Extracted entries section start
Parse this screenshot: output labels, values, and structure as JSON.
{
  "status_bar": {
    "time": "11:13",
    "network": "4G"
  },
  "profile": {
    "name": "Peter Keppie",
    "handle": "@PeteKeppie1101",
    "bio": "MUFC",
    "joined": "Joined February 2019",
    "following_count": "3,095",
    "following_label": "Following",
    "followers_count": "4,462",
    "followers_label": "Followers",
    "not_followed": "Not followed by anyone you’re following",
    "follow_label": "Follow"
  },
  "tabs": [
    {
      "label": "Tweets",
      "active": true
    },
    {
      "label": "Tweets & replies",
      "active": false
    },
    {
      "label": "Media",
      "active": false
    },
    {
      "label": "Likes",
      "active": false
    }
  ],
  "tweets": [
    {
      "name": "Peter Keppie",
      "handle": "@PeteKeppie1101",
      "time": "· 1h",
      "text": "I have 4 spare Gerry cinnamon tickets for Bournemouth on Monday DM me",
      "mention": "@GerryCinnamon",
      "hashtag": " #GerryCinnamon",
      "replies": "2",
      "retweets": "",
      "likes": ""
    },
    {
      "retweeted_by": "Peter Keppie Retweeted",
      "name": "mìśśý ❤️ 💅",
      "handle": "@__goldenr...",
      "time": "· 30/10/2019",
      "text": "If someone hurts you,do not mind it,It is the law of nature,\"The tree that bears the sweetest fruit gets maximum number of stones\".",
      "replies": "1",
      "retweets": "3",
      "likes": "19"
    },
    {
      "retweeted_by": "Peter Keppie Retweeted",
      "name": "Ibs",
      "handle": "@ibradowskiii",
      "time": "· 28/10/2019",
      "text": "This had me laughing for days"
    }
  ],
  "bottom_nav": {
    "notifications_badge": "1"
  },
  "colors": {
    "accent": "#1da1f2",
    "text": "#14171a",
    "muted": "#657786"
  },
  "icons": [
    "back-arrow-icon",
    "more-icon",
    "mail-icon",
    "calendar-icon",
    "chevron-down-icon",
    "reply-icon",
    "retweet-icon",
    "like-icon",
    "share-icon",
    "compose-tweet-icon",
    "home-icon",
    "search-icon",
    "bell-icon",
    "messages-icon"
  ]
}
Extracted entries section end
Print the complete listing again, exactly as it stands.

Parse this screenshot: output labels, values, and structure as JSON.
{
  "status_bar": {
    "time": "11:13",
    "network": "4G"
  },
  "profile": {
    "name": "Peter Keppie",
    "handle": "@PeteKeppie1101",
    "bio": "MUFC",
    "joined": "Joined February 2019",
    "following_count": "3,095",
    "following_label": "Following",
    "followers_count": "4,462",
    "followers_label": "Followers",
    "not_followed": "Not followed by anyone you’re following",
    "follow_label": "Follow"
  },
  "tabs": [
    {
      "label": "Tweets",
      "active": true
    },
    {
      "label": "Tweets & replies",
      "active": false
    },
    {
      "label": "Media",
      "active": false
    },
    {
      "label": "Likes",
      "active": false
    }
  ],
  "tweets": [
    {
      "name": "Peter Keppie",
      "handle": "@PeteKeppie1101",
      "time": "· 1h",
      "text": "I have 4 spare Gerry cinnamon tickets for Bournemouth on Monday DM me",
      "mention": "@GerryCinnamon",
      "hashtag": " #GerryCinnamon",
      "replies": "2",
      "retweets": "",
      "likes": ""
    },
    {
      "retweeted_by": "Peter Keppie Retweeted",
      "name": "mìśśý ❤️ 💅",
      "handle": "@__goldenr...",
      "time": "· 30/10/2019",
      "text": "If someone hurts you,do not mind it,It is the law of nature,\"The tree that bears the sweetest fruit gets maximum number of stones\".",
      "replies": "1",
      "retweets": "3",
      "likes": "19"
    },
    {
      "retweeted_by": "Peter Keppie Retweeted",
      "name": "Ibs",
      "handle": "@ibradowskiii",
      "time": "· 28/10/2019",
      "text": "This had me laughing for days"
    }
  ],
  "bottom_nav": {
    "notifications_badge": "1"
  },
  "colors": {
    "accent": "#1da1f2",
    "text": "#14171a",
    "muted": "#657786"
  },
  "icons": [
    "back-arrow-icon",
    "more-icon",
    "mail-icon",
    "calendar-icon",
    "chevron-down-icon",
    "reply-icon",
    "retweet-icon",
    "like-icon",
    "share-icon",
    "compose-tweet-icon",
    "home-icon",
    "search-icon",
    "bell-icon",
    "messages-icon"
  ]
}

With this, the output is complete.